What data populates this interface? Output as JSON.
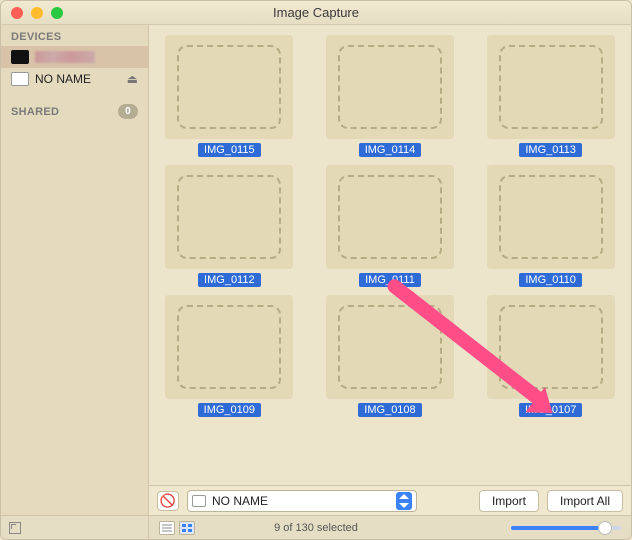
{
  "window": {
    "title": "Image Capture"
  },
  "sidebar": {
    "sections": [
      {
        "label": "DEVICES"
      },
      {
        "label": "SHARED",
        "badge": "0"
      }
    ],
    "items": [
      {
        "name_hidden": true,
        "icon": "phone"
      },
      {
        "name": "NO NAME",
        "icon": "disk",
        "ejectable": true
      }
    ]
  },
  "images": [
    {
      "name": "IMG_0115"
    },
    {
      "name": "IMG_0114"
    },
    {
      "name": "IMG_0113"
    },
    {
      "name": "IMG_0112"
    },
    {
      "name": "IMG_0111"
    },
    {
      "name": "IMG_0110"
    },
    {
      "name": "IMG_0109"
    },
    {
      "name": "IMG_0108"
    },
    {
      "name": "IMG_0107"
    }
  ],
  "importbar": {
    "destination": "NO NAME",
    "import_label": "Import",
    "import_all_label": "Import All"
  },
  "status": {
    "text": "9 of 130 selected"
  }
}
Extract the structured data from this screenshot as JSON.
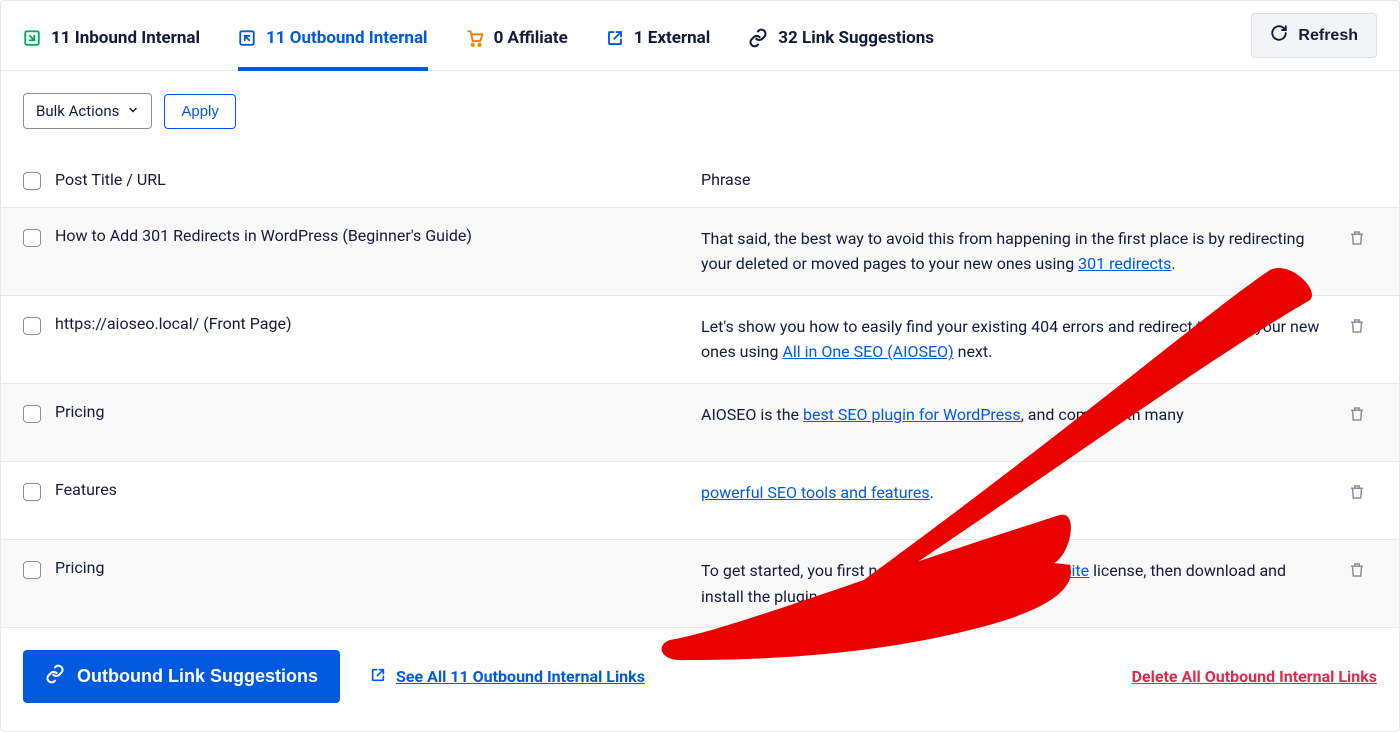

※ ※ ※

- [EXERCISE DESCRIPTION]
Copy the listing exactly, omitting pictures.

- [TASK SOLUTION]
What data populates this interface? Output as JSON.
{
  "window": {
    "title": "Image Capture"
  },
  "sidebar": {
    "sections": [
      {
        "label": "DEVICES"
      },
      {
        "label": "SHARED",
        "badge": "0"
      }
    ],
    "items": [
      {
        "name_hidden": true,
        "icon": "phone"
      },
      {
        "name": "NO NAME",
        "icon": "disk",
        "ejectable": true
      }
    ]
  },
  "images": [
    {
      "name": "IMG_0115"
    },
    {
      "name": "IMG_0114"
    },
    {
      "name": "IMG_0113"
    },
    {
      "name": "IMG_0112"
    },
    {
      "name": "IMG_0111"
    },
    {
      "name": "IMG_0110"
    },
    {
      "name": "IMG_0109"
    },
    {
      "name": "IMG_0108"
    },
    {
      "name": "IMG_0107"
    }
  ],
  "importbar": {
    "destination": "NO NAME",
    "import_label": "Import",
    "import_all_label": "Import All"
  },
  "status": {
    "text": "9 of 130 selected"
  }
}
Extract the structured data from this screenshot as JSON.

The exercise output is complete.